Tests to determine the presence of the β -trait and confirm that the individual is a carrier of β -thalassaemia include a laboratory process known as haemoglobin electrophoresis, which enables quantitative measurement of haemoglobin. Other haemoglobins normally present in adult red blood cells such as foetal haemoglobin (HbF) may also be measured by electrophoresis. In most cases, the above tests are sufficient to determine whether an individual is a carrier or not.
In some circumstances, genetic or DNA tests need to be carried out in order to confirm whether one is a carrier. Such genetic tests are beginning to be more and more widely used to test for the thalassaemia trait.
Screening should be considered when a relative is known to be a carrier or a thalassaemia patient. Moreover, people who are anemic and do not respond to iron treatment should also have their carrier status donetum orci ultrices non.
The birth of Beta Thalassaemia major child can be prevented. Couples who are aware that they are carriers of β-thalassaemia, may undergo prenatal diagnosis (Amniocentesis, Cordocentesis and Chorionic Villus Sampling (CVS) to prevent the birth of an affected child. The prenatal diagnosis methiod used in Pakistan is Chorionic Villus Sampling (CVS):
Chorionic villus sampling (CVS) is a test done during early pregnancy to see if the child is affected or not. Chorionic Villi are tiny finger-shaped growths found in the placenta. The genetic material in chorionic villus cells is the same as that in the baby’s cells. Using ultrasound as a guide, the specialist obstetrician removes a small sample of cells from the chorionic villi. The cells are removed either with a thin needle inserted through the mother’s abdomen (transabdominal) or a thin catheter inserted through the vagina (transcervical). The cells are then analysed and a diagnosis made.
Chorionic villus sampling can be done earlier in pregnancy (at 10 to 12 weeks). CVS allows the parents to know the health of their baby and make an earlier decision whether to continue or end the pregnancy. Results of CVS usually take less than a week. Risk of miscarriage in CVS is about 0.5 – 1%.

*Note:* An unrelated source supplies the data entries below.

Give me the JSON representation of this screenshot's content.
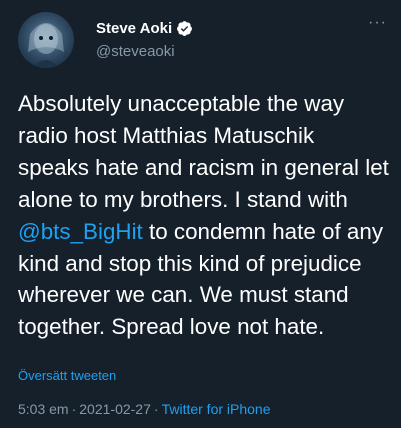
{
  "author": {
    "display_name": "Steve Aoki",
    "handle": "@steveaoki",
    "verified": true,
    "avatar_icon": "avatar-portrait"
  },
  "more_label": "···",
  "tweet": {
    "text_before": "Absolutely unacceptable the way radio host Matthias Matuschik speaks hate and racism in general let alone to my brothers. I stand with ",
    "mention": "@bts_BigHit",
    "text_after": " to condemn hate of any kind and stop this kind of prejudice wherever we can. We must stand together. Spread love not hate."
  },
  "translate_label": "Översätt tweeten",
  "meta": {
    "time": "5:03 em",
    "separator": "·",
    "date": "2021-02-27",
    "source": "Twitter for iPhone"
  },
  "colors": {
    "background": "#15202b",
    "text": "#ffffff",
    "secondary": "#8899a6",
    "accent": "#1da1f2"
  }
}
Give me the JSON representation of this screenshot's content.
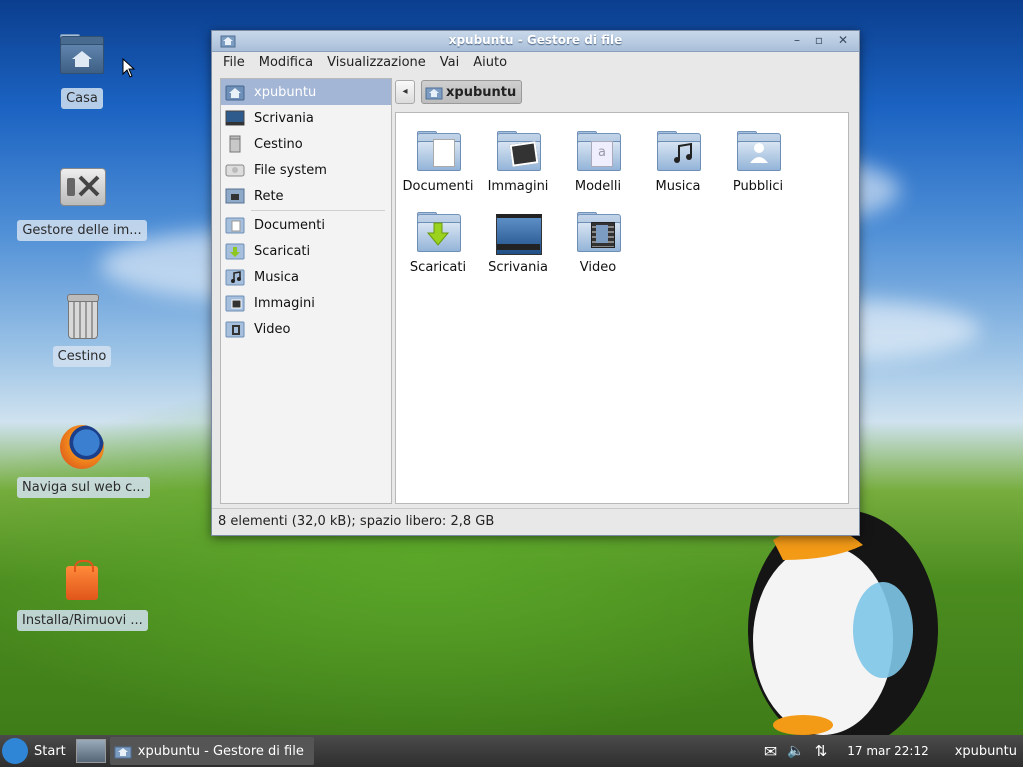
{
  "desktop": {
    "icons": [
      {
        "label": "Casa",
        "icon": "home-folder-icon"
      },
      {
        "label": "Gestore delle im...",
        "icon": "settings-manager-icon"
      },
      {
        "label": "Cestino",
        "icon": "trash-icon"
      },
      {
        "label": "Naviga sul web c...",
        "icon": "firefox-icon"
      },
      {
        "label": "Installa/Rimuovi ...",
        "icon": "software-center-icon"
      }
    ]
  },
  "window": {
    "title": "xpubuntu - Gestore di file",
    "menu": [
      "File",
      "Modifica",
      "Visualizzazione",
      "Vai",
      "Aiuto"
    ],
    "sidebar": {
      "places": [
        {
          "label": "xpubuntu",
          "icon": "home-icon",
          "selected": true
        },
        {
          "label": "Scrivania",
          "icon": "desktop-icon"
        },
        {
          "label": "Cestino",
          "icon": "trash-icon"
        },
        {
          "label": "File system",
          "icon": "drive-icon"
        },
        {
          "label": "Rete",
          "icon": "network-icon"
        }
      ],
      "bookmarks": [
        {
          "label": "Documenti",
          "icon": "documents-folder-icon"
        },
        {
          "label": "Scaricati",
          "icon": "downloads-folder-icon"
        },
        {
          "label": "Musica",
          "icon": "music-folder-icon"
        },
        {
          "label": "Immagini",
          "icon": "pictures-folder-icon"
        },
        {
          "label": "Video",
          "icon": "video-folder-icon"
        }
      ]
    },
    "path": {
      "back": "◂",
      "current": "xpubuntu"
    },
    "files": [
      {
        "label": "Documenti",
        "icon": "documents-folder-icon"
      },
      {
        "label": "Immagini",
        "icon": "pictures-folder-icon"
      },
      {
        "label": "Modelli",
        "icon": "templates-folder-icon"
      },
      {
        "label": "Musica",
        "icon": "music-folder-icon"
      },
      {
        "label": "Pubblici",
        "icon": "public-folder-icon"
      },
      {
        "label": "Scaricati",
        "icon": "downloads-folder-icon"
      },
      {
        "label": "Scrivania",
        "icon": "desktop-folder-icon"
      },
      {
        "label": "Video",
        "icon": "video-folder-icon"
      }
    ],
    "status": "8 elementi (32,0 kB); spazio libero: 2,8 GB"
  },
  "taskbar": {
    "start_label": "Start",
    "task_title": "xpubuntu - Gestore di file",
    "clock": "17 mar  22:12",
    "user": "xpubuntu"
  }
}
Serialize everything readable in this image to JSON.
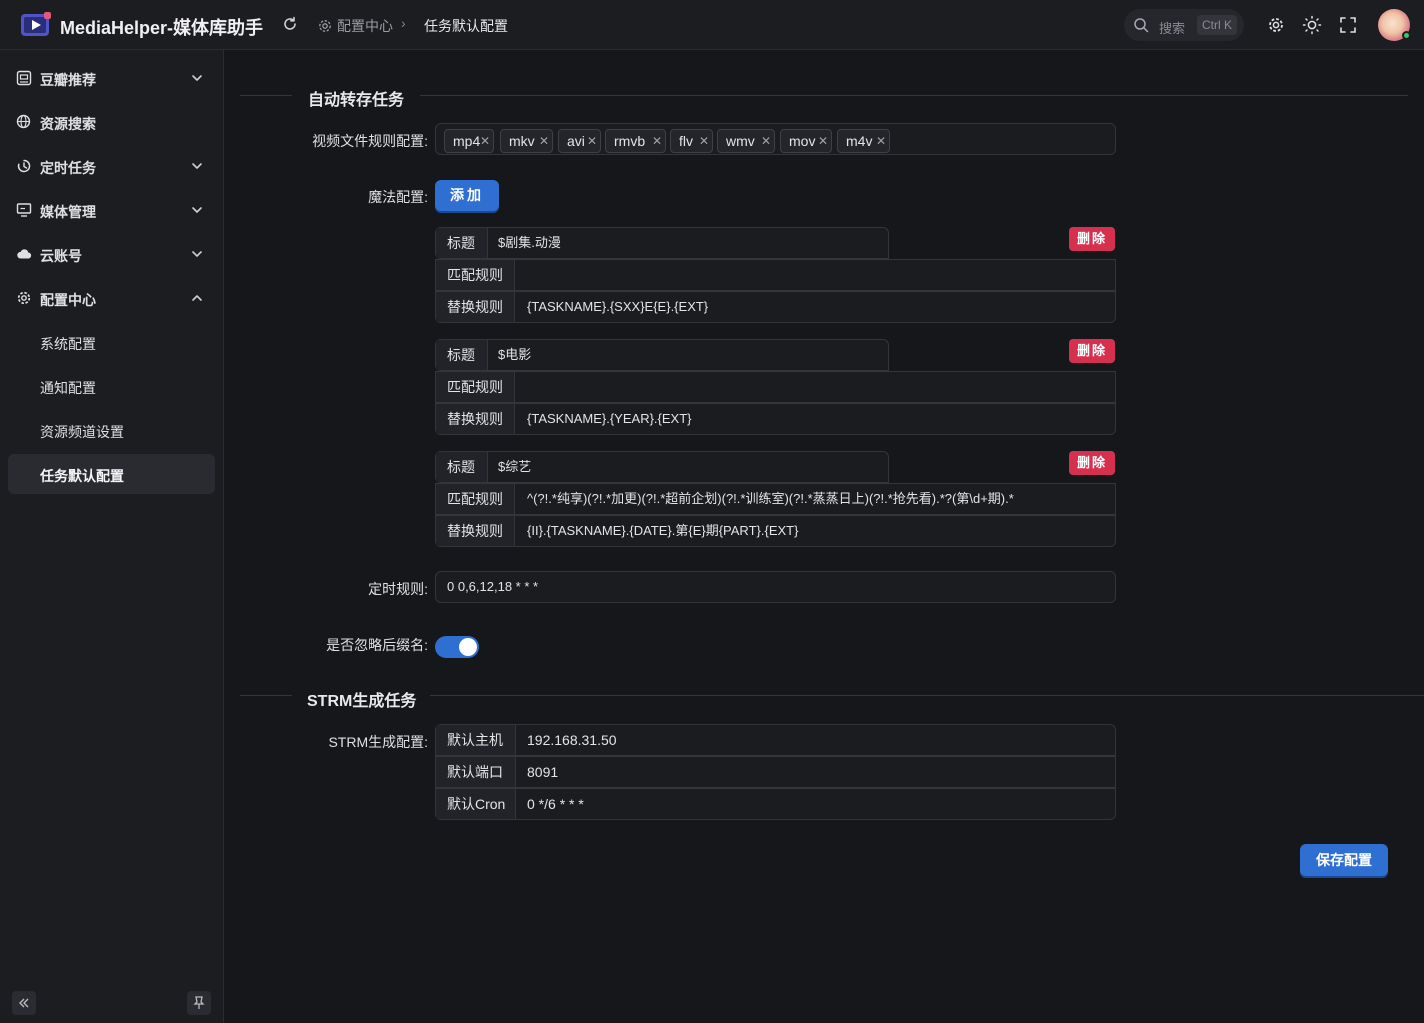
{
  "header": {
    "app_title": "MediaHelper-媒体库助手",
    "breadcrumb": [
      "配置中心",
      "任务默认配置"
    ],
    "search_placeholder": "搜索",
    "search_shortcut": "Ctrl K"
  },
  "sidebar": {
    "items": [
      {
        "label": "豆瓣推荐",
        "icon": "douban-icon",
        "expandable": true
      },
      {
        "label": "资源搜索",
        "icon": "resource-search-icon",
        "expandable": false
      },
      {
        "label": "定时任务",
        "icon": "timer-icon",
        "expandable": true
      },
      {
        "label": "媒体管理",
        "icon": "media-icon",
        "expandable": true
      },
      {
        "label": "云账号",
        "icon": "cloud-icon",
        "expandable": true
      },
      {
        "label": "配置中心",
        "icon": "gear-icon",
        "expandable": true,
        "expanded": true
      }
    ],
    "sub_items": [
      "系统配置",
      "通知配置",
      "资源频道设置",
      "任务默认配置"
    ],
    "active_sub": "任务默认配置"
  },
  "auto_transfer": {
    "section_title": "自动转存任务",
    "video_rules_label": "视频文件规则配置:",
    "video_extensions": [
      "mp4",
      "mkv",
      "avi",
      "rmvb",
      "flv",
      "wmv",
      "mov",
      "m4v"
    ],
    "magic_label": "魔法配置:",
    "add_button": "添加",
    "delete_button": "删除",
    "field_title": "标题",
    "field_match": "匹配规则",
    "field_replace": "替换规则",
    "magic_rules": [
      {
        "title": "$剧集.动漫",
        "match": "",
        "replace": "{TASKNAME}.{SXX}E{E}.{EXT}"
      },
      {
        "title": "$电影",
        "match": "",
        "replace": "{TASKNAME}.{YEAR}.{EXT}"
      },
      {
        "title": "$综艺",
        "match": "^(?!.*纯享)(?!.*加更)(?!.*超前企划)(?!.*训练室)(?!.*蒸蒸日上)(?!.*抢先看).*?(第\\d+期).*",
        "replace": "{II}.{TASKNAME}.{DATE}.第{E}期{PART}.{EXT}"
      }
    ],
    "cron_label": "定时规则:",
    "cron_value": "0 0,6,12,18 * * *",
    "ignore_ext_label": "是否忽略后缀名:",
    "ignore_ext_enabled": true
  },
  "strm": {
    "section_title": "STRM生成任务",
    "config_label": "STRM生成配置:",
    "fields": [
      {
        "label": "默认主机",
        "value": "192.168.31.50"
      },
      {
        "label": "默认端口",
        "value": "8091"
      },
      {
        "label": "默认Cron",
        "value": "0 */6 * * *"
      }
    ]
  },
  "save_button": "保存配置",
  "colors": {
    "accent": "#2f6fd1",
    "danger": "#d6304f",
    "background": "#16171b"
  }
}
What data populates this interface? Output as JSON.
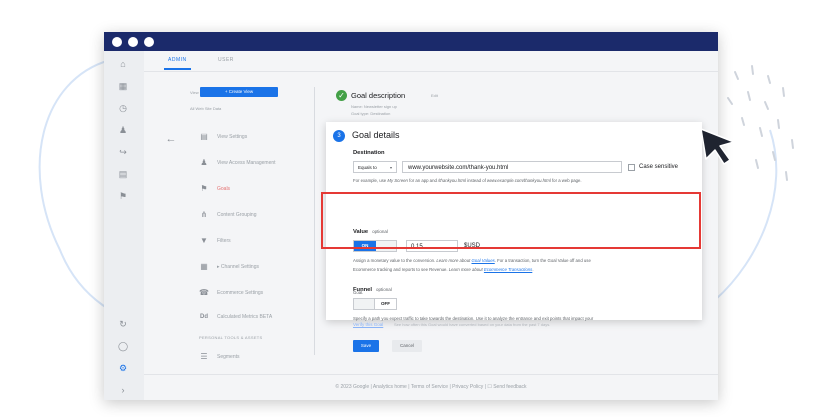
{
  "window": {
    "tabs": [
      {
        "label": "ADMIN"
      },
      {
        "label": "USER"
      }
    ],
    "left_rail_icons": [
      "home-icon",
      "reports-icon",
      "clock-icon",
      "person-icon",
      "acquisition-icon",
      "behavior-icon",
      "flag-icon",
      "attribution-icon",
      "lightbulb-icon",
      "gear-icon",
      "expand-icon"
    ]
  },
  "view_column": {
    "view_label": "View",
    "create_view_label": "+ Create View",
    "view_select": "All Web Site Data",
    "menu": [
      {
        "label": "View Settings",
        "icon": "document-icon"
      },
      {
        "label": "View Access Management",
        "icon": "people-icon"
      },
      {
        "label": "Goals",
        "icon": "flag-icon",
        "active": true
      },
      {
        "label": "Content Grouping",
        "icon": "grouping-icon"
      },
      {
        "label": "Filters",
        "icon": "filter-icon"
      },
      {
        "label": "▸ Channel Settings",
        "icon": "channel-icon"
      },
      {
        "label": "Ecommerce Settings",
        "icon": "cart-icon"
      },
      {
        "label": "Calculated Metrics BETA",
        "icon": "dd-icon"
      },
      {
        "label": "Segments",
        "icon": "segments-icon"
      }
    ],
    "personal_header": "PERSONAL TOOLS & ASSETS"
  },
  "goal_description": {
    "title": "Goal description",
    "edit": "Edit",
    "name_line": "Name: Newsletter sign up",
    "type_line": "Goal type: Destination"
  },
  "goal_details": {
    "step_number": "3",
    "title": "Goal details",
    "destination": {
      "label": "Destination",
      "match_type": "Equals to",
      "url": "www.yourwebsite.com/thank-you.html",
      "case_sensitive_label": "Case sensitive",
      "help_prefix": "For example, use ",
      "help_em1": "My Screen",
      "help_mid": " for an app and ",
      "help_em2": "/thankyou.html",
      "help_mid2": " instead of ",
      "help_em3": "www.example.com/thankyou.html",
      "help_suffix": " for a web page."
    },
    "value": {
      "label": "Value",
      "optional": "optional",
      "toggle_label": "ON",
      "amount": "0.15",
      "currency": "$USD",
      "help_line1_a": "Assign a monetary value to the conversion. ",
      "help_line1_em": "Learn more about ",
      "help_line1_link": "Goal Values",
      "help_line1_b": ". For a transaction, turn the Goal Value off and use",
      "help_line2_a": "Ecommerce tracking and reports to see Revenue. ",
      "help_line2_em": "Learn more about ",
      "help_line2_link": "Ecommerce Transactions",
      "help_line2_b": "."
    },
    "funnel": {
      "label": "Funnel",
      "optional": "optional",
      "toggle_label": "OFF",
      "help_line1": "Specify a path you expect traffic to take towards the destination. Use it to analyze the entrance and exit points that impact your",
      "help_line2": "Goal."
    }
  },
  "bottom": {
    "verify_link": "Verify this Goal",
    "verify_desc": "See how often this Goal would have converted based on your data from the past 7 days.",
    "save_label": "Save",
    "cancel_label": "Cancel"
  },
  "footer": {
    "text": "© 2023 Google | Analytics home | Terms of Service | Privacy Policy | ☐ Send feedback"
  },
  "colors": {
    "titlebar": "#1b2a6b",
    "accent": "#1a73e8",
    "highlight": "#e53935",
    "success": "#43a047"
  }
}
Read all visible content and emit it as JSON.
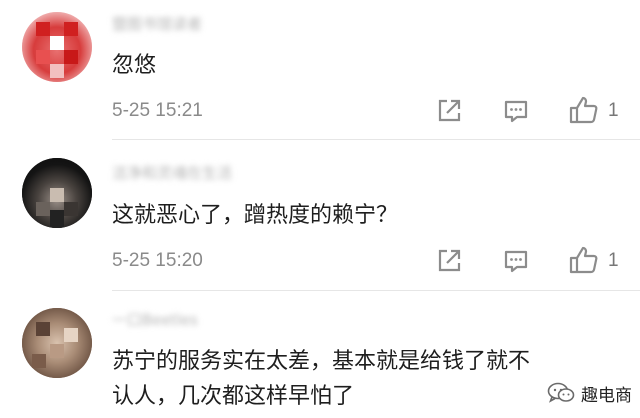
{
  "comments": [
    {
      "username": "暨图书馆读者",
      "text": "忽悠",
      "time": "5-25 15:21",
      "likes": "1",
      "avatar": "pixelated-red-avatar"
    },
    {
      "username": "洁净和灵魂在生活",
      "text": "这就恶心了，蹭热度的赖宁？",
      "time": "5-25 15:20",
      "likes": "1",
      "avatar": "pixelated-dark-avatar"
    },
    {
      "username": "一口Beetles",
      "text_line1": "苏宁的服务实在太差，基本就是给钱了就不",
      "text_line2": "认人，几次都这样早怕了",
      "avatar": "pixelated-brown-avatar"
    }
  ],
  "watermark": {
    "text": "趣电商",
    "icon": "wechat-icon"
  },
  "colors": {
    "text": "#1e1e1e",
    "meta": "#8a8a8a",
    "icon": "#8c8c8c"
  }
}
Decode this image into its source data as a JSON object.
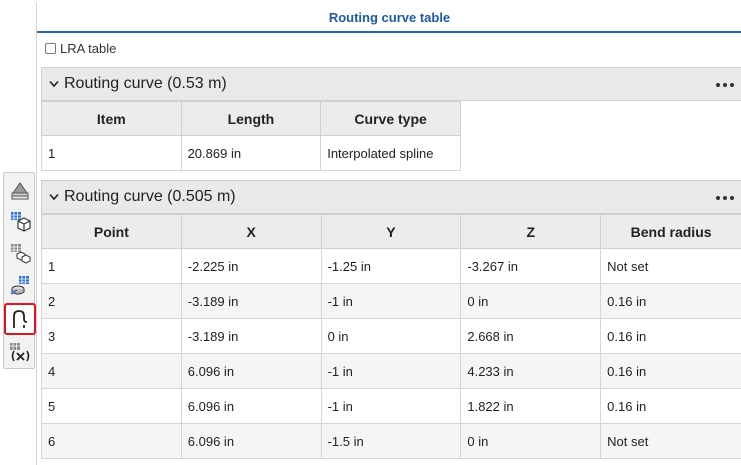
{
  "panel": {
    "title": "Routing curve table",
    "lra_label": "LRA table"
  },
  "toolbar": {
    "tools": [
      {
        "icon": "layers-stack-icon"
      },
      {
        "icon": "cube-table-icon"
      },
      {
        "icon": "multi-cube-table-icon"
      },
      {
        "icon": "part-table-icon"
      },
      {
        "icon": "routing-curve-icon",
        "selected": true
      },
      {
        "icon": "variable-table-icon"
      }
    ]
  },
  "section1": {
    "title": "Routing curve (0.53 m)",
    "headers": [
      "Item",
      "Length",
      "Curve type"
    ],
    "rows": [
      [
        "1",
        "20.869 in",
        "Interpolated spline"
      ]
    ]
  },
  "section2": {
    "title": "Routing curve (0.505 m)",
    "headers": [
      "Point",
      "X",
      "Y",
      "Z",
      "Bend radius"
    ],
    "rows": [
      [
        "1",
        "-2.225 in",
        "-1.25 in",
        "-3.267 in",
        "Not set"
      ],
      [
        "2",
        "-3.189 in",
        "-1 in",
        "0 in",
        "0.16 in"
      ],
      [
        "3",
        "-3.189 in",
        "0 in",
        "2.668 in",
        "0.16 in"
      ],
      [
        "4",
        "6.096 in",
        "-1 in",
        "4.233 in",
        "0.16 in"
      ],
      [
        "5",
        "6.096 in",
        "-1 in",
        "1.822 in",
        "0.16 in"
      ],
      [
        "6",
        "6.096 in",
        "-1.5 in",
        "0 in",
        "Not set"
      ]
    ]
  }
}
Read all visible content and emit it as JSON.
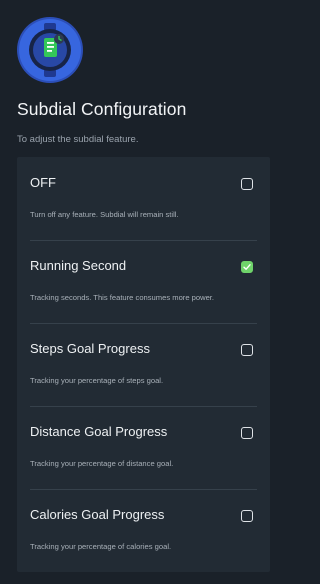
{
  "header": {
    "icon": "watch-subdial-icon",
    "title": "Subdial Configuration",
    "subtitle": "To adjust the subdial feature."
  },
  "options": [
    {
      "title": "OFF",
      "description": "Turn off any feature. Subdial will remain still.",
      "checked": false
    },
    {
      "title": "Running Second",
      "description": "Tracking seconds. This feature consumes more power.",
      "checked": true
    },
    {
      "title": "Steps Goal Progress",
      "description": "Tracking your percentage of steps goal.",
      "checked": false
    },
    {
      "title": "Distance Goal Progress",
      "description": "Tracking your percentage of distance goal.",
      "checked": false
    },
    {
      "title": "Calories Goal Progress",
      "description": "Tracking your percentage of calories goal.",
      "checked": false
    }
  ],
  "colors": {
    "background": "#1a2129",
    "card": "#222b34",
    "checked": "#6fd36a",
    "icon_blue": "#2f5fd8",
    "icon_green": "#34c759"
  }
}
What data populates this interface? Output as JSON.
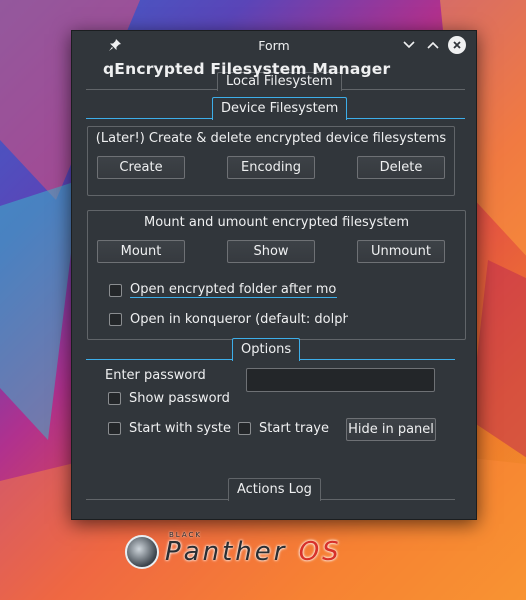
{
  "window": {
    "title": "Form",
    "app_title": "qEncrypted Filesystem Manager"
  },
  "sections": {
    "local": "Local Filesystem",
    "device": "Device Filesystem",
    "options": "Options",
    "log": "Actions Log"
  },
  "device_group": {
    "title": "(Later!) Create & delete encrypted device filesystems",
    "buttons": [
      "Create",
      "Encoding",
      "Delete"
    ]
  },
  "mount_group": {
    "title": "Mount and umount encrypted filesystem",
    "buttons": [
      "Mount",
      "Show",
      "Unmount"
    ],
    "open_folder": "Open encrypted folder after mour",
    "open_konqueror": "Open in konqueror (default: dolphin"
  },
  "options": {
    "password_label": "Enter password",
    "password_value": "",
    "show_password": "Show password",
    "start_with_system": "Start with syste",
    "start_tray": "Start traye",
    "hide_in_panel": "Hide in panel"
  },
  "checkbox_states": {
    "open_folder": false,
    "open_konqueror": false,
    "show_password": false,
    "start_with_system": false,
    "start_tray": false
  },
  "wallpaper_logo": {
    "brand": "BLACK",
    "wordmark": "Panther",
    "os": "OS"
  },
  "icons": [
    "pin-icon",
    "minimize-icon",
    "maximize-icon",
    "close-icon",
    "panther-emblem-icon"
  ]
}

Pakistan is among the highest thalassemia burden countries in the world. The commonly quoted figure for the country is 100,000 transfusion-dependent thalassemia patients. In the absence of a coherent national policy and strategic plan, the number of thalassemics in the country is believed to be increasing, but the exact burden of the disease is unknown. As a result, despite being a preventable blood disorder, thalassemia in Pakistan continues to increase in number and causes misery to the patients and their families. In addition, it also creates a heavy burden on the already resource-constrained and stretched national health-care system, particularly the blood transfusion system. A significant proportion of the blood transfusions carried out in Pakistan are used for thalassemia patients, but the exact figures also remain unknown. There is a need to better address the thalassemia situation and concomitant burden on the national health care and blood transfusion systems in Pakistan. As no baseline survey has ever been conducted in Pakistan, there are no credible statistics about any aspect of thalassemia in the country. Basic epidemiological and clinical data about the Pakistan thalassemia population do not exist. Information is also not available about treatment facilities and their access to the patients. Without this basic information, it is difficult to convince the policy-makers about allocating resources to control and prevent the thalassemia.